──────── Exercise material ────────

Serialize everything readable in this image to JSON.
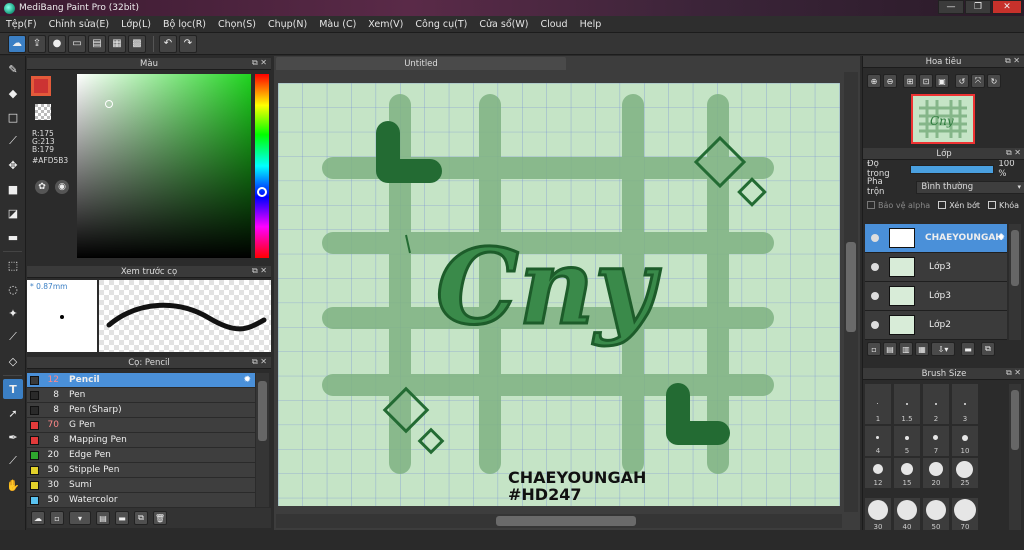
{
  "window": {
    "title": "MediBang Paint Pro (32bit)",
    "min_glyph": "—",
    "max_glyph": "❐",
    "close_glyph": "✕"
  },
  "menu": [
    "Tệp(F)",
    "Chỉnh sửa(E)",
    "Lớp(L)",
    "Bộ lọc(R)",
    "Chọn(S)",
    "Chụp(N)",
    "Màu (C)",
    "Xem(V)",
    "Công cụ(T)",
    "Cửa sổ(W)",
    "Cloud",
    "Help"
  ],
  "toolbar": {
    "icons": [
      "cloud-icon",
      "share-icon",
      "chat-icon",
      "comment-icon",
      "page-icon",
      "panel-icon",
      "grid-icon",
      "undo-icon",
      "redo-icon"
    ]
  },
  "tools": [
    "pen-tool-icon",
    "eraser-icon",
    "rectangle-icon",
    "brush-select-icon",
    "move-icon",
    "fill-icon",
    "bucket-icon",
    "gradient-icon",
    "rect-select-icon",
    "lasso-icon",
    "magic-wand-icon",
    "select-pen-icon",
    "select-eraser-icon",
    "text-icon",
    "operation-icon",
    "eyedropper-icon",
    "dropper-icon",
    "hand-icon"
  ],
  "color_panel": {
    "title": "Màu",
    "r": "R:175",
    "g": "G:213",
    "b": "B:179",
    "hex": "#AFD5B3",
    "fg_color": "#e35a3a",
    "hue_color": "#1fd41f"
  },
  "brush_preview": {
    "title": "Xem trước cọ",
    "size": "* 0.87mm"
  },
  "brush_list": {
    "title": "Cọ: Pencil",
    "items": [
      {
        "size": "12",
        "name": "Pencil",
        "color": "#3a3a3a",
        "selected": true
      },
      {
        "size": "8",
        "name": "Pen",
        "color": "#2a2a2a"
      },
      {
        "size": "8",
        "name": "Pen (Sharp)",
        "color": "#2a2a2a"
      },
      {
        "size": "70",
        "name": "G Pen",
        "color": "#e23a3a"
      },
      {
        "size": "8",
        "name": "Mapping Pen",
        "color": "#e23a3a"
      },
      {
        "size": "20",
        "name": "Edge Pen",
        "color": "#2ea82e"
      },
      {
        "size": "50",
        "name": "Stipple Pen",
        "color": "#e2d12a"
      },
      {
        "size": "30",
        "name": "Sumi",
        "color": "#e2d12a"
      },
      {
        "size": "50",
        "name": "Watercolor",
        "color": "#59c2f0"
      }
    ]
  },
  "document": {
    "tab": "Untitled",
    "bg_color": "#c5e4c6",
    "title_text": "Cny",
    "credit_line1": "CHAEYOUNGAH",
    "credit_line2": "#HD247"
  },
  "navigator": {
    "title": "Hoa tiêu",
    "thumb_text": "Cny"
  },
  "layers": {
    "title": "Lớp",
    "opacity_label": "Độ trong",
    "opacity_value": "100 %",
    "opacity": 1.0,
    "blend_label": "Pha trộn",
    "blend_value": "Bình thường",
    "protect_alpha": "Bảo vệ alpha",
    "clipping": "Xén bớt",
    "lock": "Khóa",
    "items": [
      {
        "name": "CHAEYOUNGAH",
        "selected": true
      },
      {
        "name": "Lớp3"
      },
      {
        "name": "Lớp3"
      },
      {
        "name": "Lớp2"
      }
    ]
  },
  "brush_size": {
    "title": "Brush Size",
    "sizes": [
      "",
      "",
      "",
      "",
      "1",
      "1.5",
      "2",
      "3",
      "4",
      "5",
      "7",
      "10",
      "12",
      "15",
      "20",
      "25",
      "30",
      "40",
      "50",
      "70"
    ]
  }
}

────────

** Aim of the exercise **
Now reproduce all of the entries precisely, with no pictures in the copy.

** Exercise output **
Serialize everything readable in this image to JSON.
{
  "window": {
    "title": "MediBang Paint Pro (32bit)",
    "min_glyph": "—",
    "max_glyph": "❐",
    "close_glyph": "✕"
  },
  "menu": [
    "Tệp(F)",
    "Chỉnh sửa(E)",
    "Lớp(L)",
    "Bộ lọc(R)",
    "Chọn(S)",
    "Chụp(N)",
    "Màu (C)",
    "Xem(V)",
    "Công cụ(T)",
    "Cửa sổ(W)",
    "Cloud",
    "Help"
  ],
  "toolbar": {
    "icons": [
      "cloud-icon",
      "share-icon",
      "chat-icon",
      "comment-icon",
      "page-icon",
      "panel-icon",
      "grid-icon",
      "undo-icon",
      "redo-icon"
    ]
  },
  "tools": [
    "pen-tool-icon",
    "eraser-icon",
    "rectangle-icon",
    "brush-select-icon",
    "move-icon",
    "fill-icon",
    "bucket-icon",
    "gradient-icon",
    "rect-select-icon",
    "lasso-icon",
    "magic-wand-icon",
    "select-pen-icon",
    "select-eraser-icon",
    "text-icon",
    "operation-icon",
    "eyedropper-icon",
    "dropper-icon",
    "hand-icon"
  ],
  "color_panel": {
    "title": "Màu",
    "r": "R:175",
    "g": "G:213",
    "b": "B:179",
    "hex": "#AFD5B3",
    "fg_color": "#e35a3a",
    "hue_color": "#1fd41f"
  },
  "brush_preview": {
    "title": "Xem trước cọ",
    "size": "* 0.87mm"
  },
  "brush_list": {
    "title": "Cọ: Pencil",
    "items": [
      {
        "size": "12",
        "name": "Pencil",
        "color": "#3a3a3a",
        "selected": true
      },
      {
        "size": "8",
        "name": "Pen",
        "color": "#2a2a2a"
      },
      {
        "size": "8",
        "name": "Pen (Sharp)",
        "color": "#2a2a2a"
      },
      {
        "size": "70",
        "name": "G Pen",
        "color": "#e23a3a"
      },
      {
        "size": "8",
        "name": "Mapping Pen",
        "color": "#e23a3a"
      },
      {
        "size": "20",
        "name": "Edge Pen",
        "color": "#2ea82e"
      },
      {
        "size": "50",
        "name": "Stipple Pen",
        "color": "#e2d12a"
      },
      {
        "size": "30",
        "name": "Sumi",
        "color": "#e2d12a"
      },
      {
        "size": "50",
        "name": "Watercolor",
        "color": "#59c2f0"
      }
    ]
  },
  "document": {
    "tab": "Untitled",
    "bg_color": "#c5e4c6",
    "title_text": "Cny",
    "credit_line1": "CHAEYOUNGAH",
    "credit_line2": "#HD247"
  },
  "navigator": {
    "title": "Hoa tiêu",
    "thumb_text": "Cny"
  },
  "layers": {
    "title": "Lớp",
    "opacity_label": "Độ trong",
    "opacity_value": "100 %",
    "opacity": 1.0,
    "blend_label": "Pha trộn",
    "blend_value": "Bình thường",
    "protect_alpha": "Bảo vệ alpha",
    "clipping": "Xén bớt",
    "lock": "Khóa",
    "items": [
      {
        "name": "CHAEYOUNGAH",
        "selected": true
      },
      {
        "name": "Lớp3"
      },
      {
        "name": "Lớp3"
      },
      {
        "name": "Lớp2"
      }
    ]
  },
  "brush_size": {
    "title": "Brush Size",
    "sizes": [
      "",
      "",
      "",
      "",
      "1",
      "1.5",
      "2",
      "3",
      "4",
      "5",
      "7",
      "10",
      "12",
      "15",
      "20",
      "25",
      "30",
      "40",
      "50",
      "70"
    ]
  }
}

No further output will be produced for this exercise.